It's stupid to imagine that airstrikes in Syria will protect us. And that's what's totally terrifying, the ignorant level of political discourse. People who are meant to be responsible enough to run the country engaging in magical thinking about what military action can and can't do.

Airstrikes in Syria are ONLY useful in support of a ground-invasion. WHERE IS THE GROUND INVASION?

Thursday, October 15, 2015

RFID Blocking Wallets

Sign of the times : Faraday Store an online shop specializing in wallets that are also Faraday Cages to prevent your RFID enabled credit-card and other documents being scanned without your knowledge or permission.

Monday, October 05, 2015

Intellectual Property

Welcome to a world where not only is IP used to stop you using software you DO want, but is also part of a major bargaining tool to oblige you to run software that you don't necessarily want.

The deal will supposedly grant Asus the right to Microsoft's vast collection of patents affecting Android phones.

As part of the deal Asus will bundle Microsoft software, including Office, on future Android phones.

Sunday, October 04, 2015

Gbloink! on Scratch

Nice one! A 16 year old re-implements Gbloink! on Scratch.

In other news, the Gbloink! site is back up. Now just a static thing made with Bootdown.

Thursday, August 27, 2015

Gbloink! Site Down

The Gbloink! site is down. Compromised by spammers probably via WordPress. I'll clean it out and it will be back soon(ish).

Friday, July 03, 2015

Giles Fraser :
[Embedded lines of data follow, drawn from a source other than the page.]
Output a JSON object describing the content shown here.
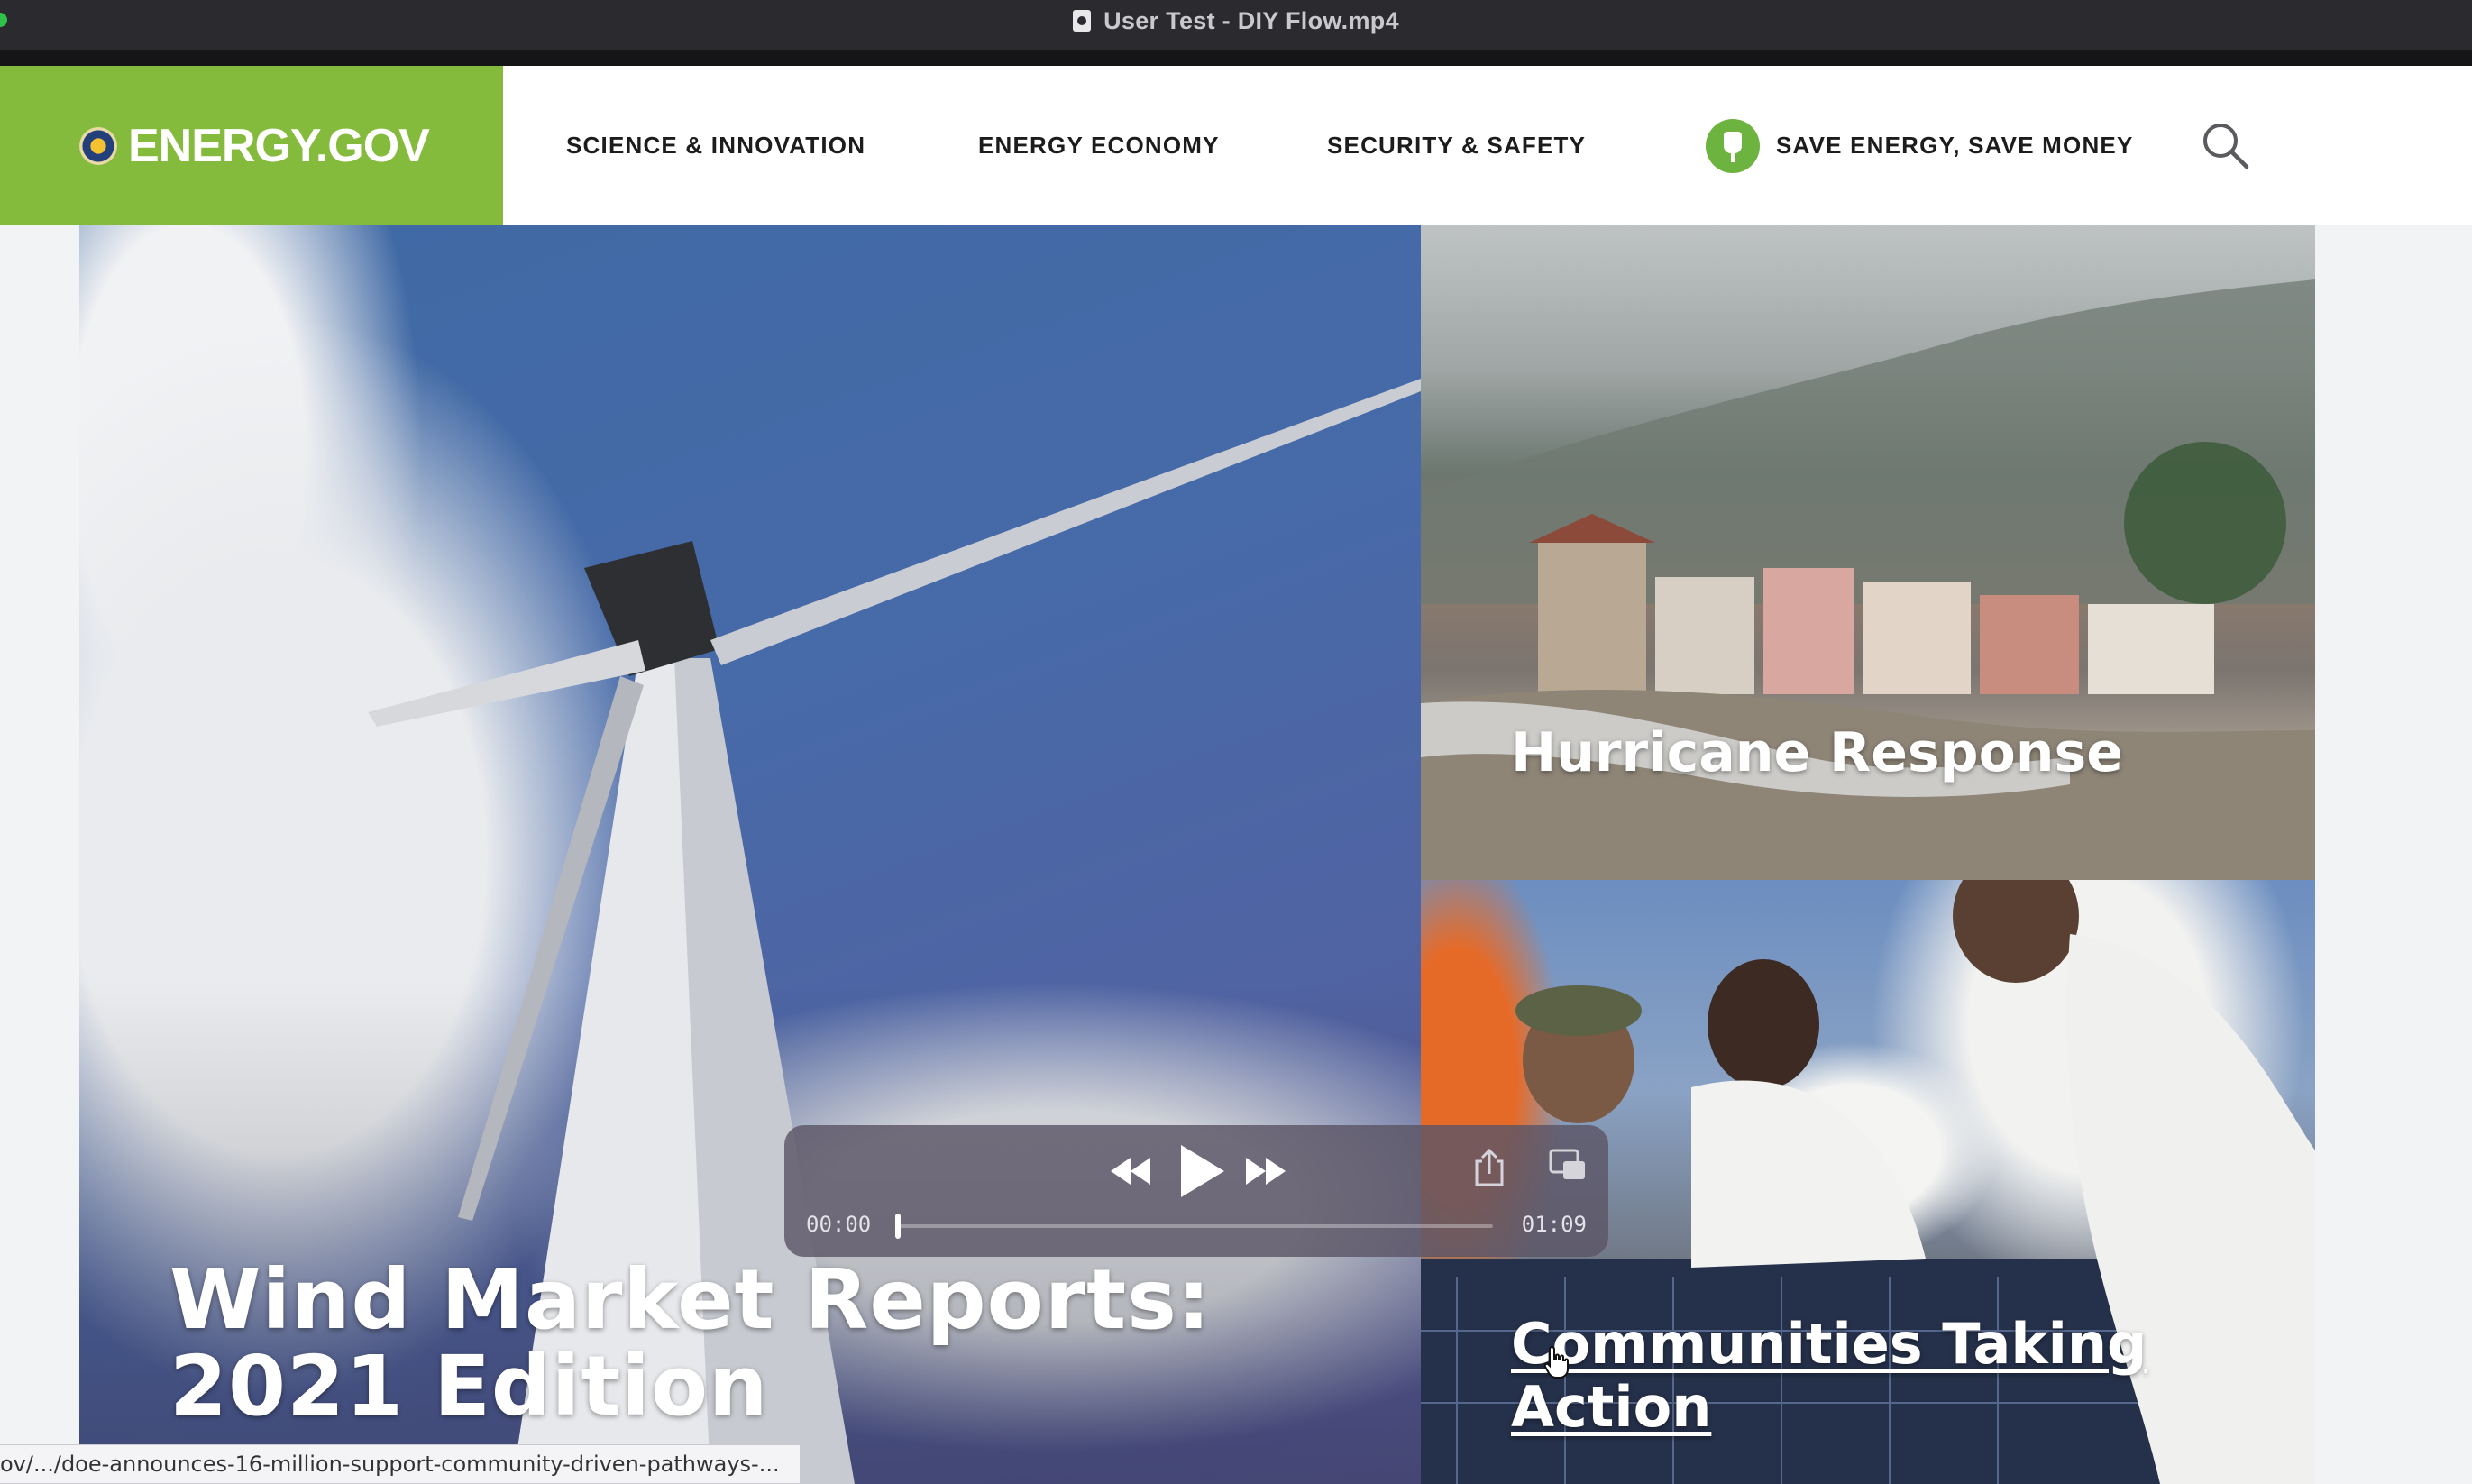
{
  "window": {
    "title": "User Test - DIY Flow.mp4"
  },
  "header": {
    "logo_text": "ENERGY.GOV",
    "nav": {
      "science": "SCIENCE & INNOVATION",
      "economy": "ENERGY ECONOMY",
      "security": "SECURITY & SAFETY",
      "save": "SAVE ENERGY, SAVE MONEY"
    }
  },
  "hero": {
    "main_title": "Wind Market Reports: 2021 Edition",
    "hurricane_title": "Hurricane Response",
    "communities_title": "Communities Taking Action"
  },
  "player": {
    "current_time": "00:00",
    "duration": "01:09",
    "progress": 0.0
  },
  "statusbar": {
    "url": "ov/.../doe-announces-16-million-support-community-driven-pathways-..."
  },
  "colors": {
    "brand_green": "#84bb3c",
    "plug_green": "#6cb33f",
    "titlebar": "#2b2a2f"
  },
  "icons": [
    "seal-icon",
    "plug-icon",
    "search-icon",
    "rewind-icon",
    "play-icon",
    "forward-icon",
    "share-icon",
    "picture-in-picture-icon",
    "hand-cursor-icon",
    "file-icon"
  ]
}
So, to recap: corrupt German companies bribed corrupt Greek politicians to buy German weapons. And then a German chancellor presses for austerity on the Greek people to pay back the loans they took out (with Germans banks) at massive interest, for the weapons they bought off them in the first place. Is this an unfair characterisation? A bit. It wasn’t just Germany.

James Galbraith on Greek Referendum

Sunday, June 14, 2015

Legal Highs

For once, I have to agree with The Spectator(!)

We are moving ever further from common law towards the tyranny of Roman law in which everything is banned unless it is specifically permitted.

It is often said that ignorance of the law is no excuse, but that can only reasonably apply when the law is written in such a way as to leave no doubt as to what is permitted and what is forbidden. A law which can put you in prison for seven years for not memorising all the exemptions to a piece of legislation that amounts to an all-out war on chemistry is capricious. You’ll get no argument from me if you say that most of people who get prosecuted under this law will be lying when they claim that they ‘didn’t know it was illegal’ but for a non-trivial minority it will be the truth.

Of course, such "whitelist" laws are increasingly popular with new technology too.

Bonus : Things You Own Which Are Now Illegal

Are the police really going to come after people with air freshener or flowers in their home? Plainly not. But that's precisely the problem. This is not law as we know it. It is the aspiration of a child-like intellect cloaked in the respectability of a government bill. Trying to ascertain the effects is like trying to sit down on an imaginary chair: it does not exist. It is not there. It is just words. You might as well legislate against sub-standard sausage sandwiches made by a deli in 2018.
The really depressing thing is that, with expected Tory, Labour and SNP support, this insane bill is likely to pass with barely any opposition at all. But it will at least serve as a symbol of how deranged our debate on drugs has become.